Assignment:
Within the listing, each line that has the string "name" should be copied.

Recorded data:
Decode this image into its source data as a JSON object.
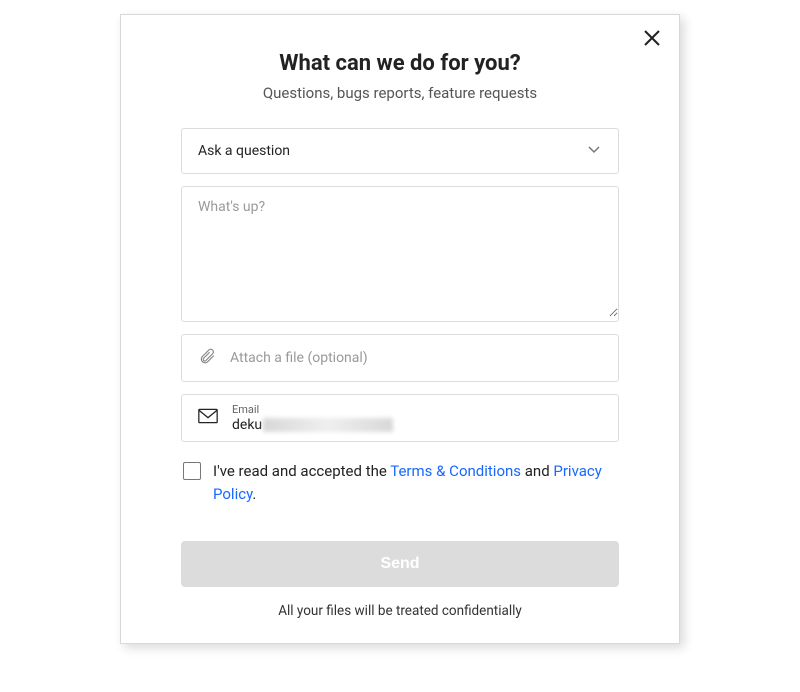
{
  "header": {
    "title": "What can we do for you?",
    "subtitle": "Questions, bugs reports, feature requests"
  },
  "topic_select": {
    "selected": "Ask a question"
  },
  "message": {
    "placeholder": "What's up?",
    "value": ""
  },
  "attach": {
    "label": "Attach a file (optional)"
  },
  "email": {
    "label": "Email",
    "value_visible": "deku"
  },
  "consent": {
    "prefix": "I've read and accepted the ",
    "terms_link": "Terms & Conditions",
    "middle": " and ",
    "privacy_link": "Privacy Policy",
    "suffix": "."
  },
  "send_button": {
    "label": "Send"
  },
  "footer": {
    "text": "All your files will be treated confidentially"
  }
}
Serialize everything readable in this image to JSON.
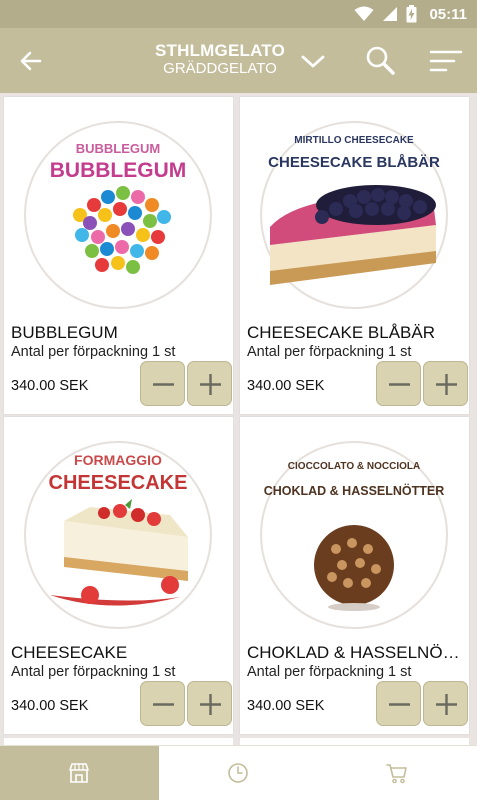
{
  "status_bar": {
    "time": "05:11",
    "icons": [
      "wifi-icon",
      "signal-icon",
      "battery-charging-icon"
    ]
  },
  "app_bar": {
    "title": "STHLMGELATO",
    "subtitle": "GRÄDDGELATO",
    "icons": [
      "back-arrow-icon",
      "chevron-down-icon",
      "search-icon",
      "sort-menu-icon"
    ]
  },
  "products": [
    {
      "name": "BUBBLEGUM",
      "package_text": "Antal per förpackning 1 st",
      "price": "340.00 SEK",
      "image_text_top": "BUBBLEGUM",
      "image_text_main": "BUBBLEGUM"
    },
    {
      "name": "CHEESECAKE BLÅBÄR",
      "package_text": "Antal per förpackning 1 st",
      "price": "340.00 SEK",
      "image_text_top": "MIRTILLO CHEESECAKE",
      "image_text_main": "CHEESECAKE BLÅBÄR"
    },
    {
      "name": "CHEESECAKE",
      "package_text": "Antal per förpackning 1 st",
      "price": "340.00 SEK",
      "image_text_top": "FORMAGGIO",
      "image_text_main": "CHEESECAKE"
    },
    {
      "name": "CHOKLAD & HASSELNÖTTER",
      "package_text": "Antal per förpackning 1 st",
      "price": "340.00 SEK",
      "image_text_top": "CIOCCOLATO & NOCCIOLA",
      "image_text_main": "CHOKLAD & HASSELNÖTTER"
    }
  ],
  "bottom_nav": [
    {
      "icon": "store-icon",
      "active": true
    },
    {
      "icon": "clock-icon",
      "active": false
    },
    {
      "icon": "cart-icon",
      "active": false
    }
  ],
  "colors": {
    "accent": "#c3bd9c",
    "status_bar": "#b3ad8c",
    "button": "#d9d3b1"
  }
}
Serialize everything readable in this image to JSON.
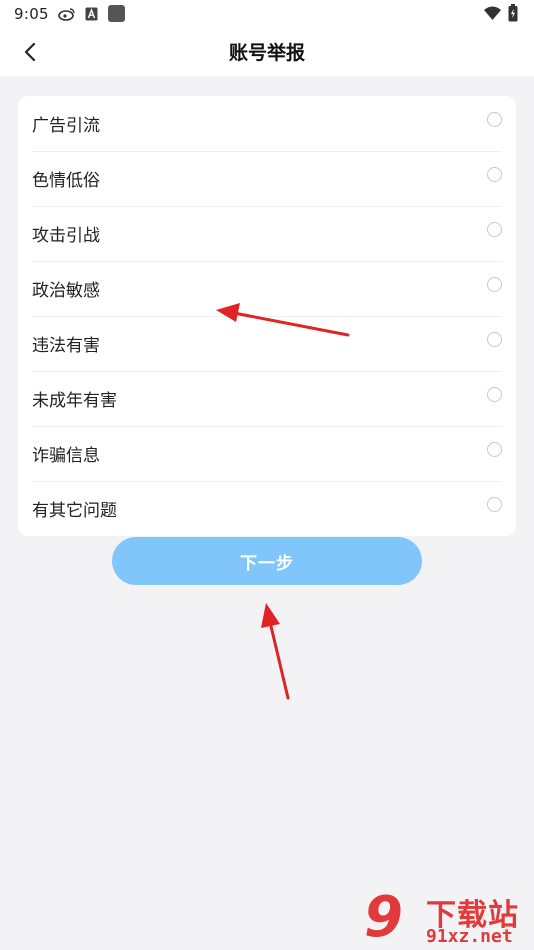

Response below:
      "name": "BUBBLEGUM",
      "name": "CHEESECAKE BLÅBÄR",
      "name": "CHEESECAKE",
      "name": "CHOKLAD & HASSELNÖTTER",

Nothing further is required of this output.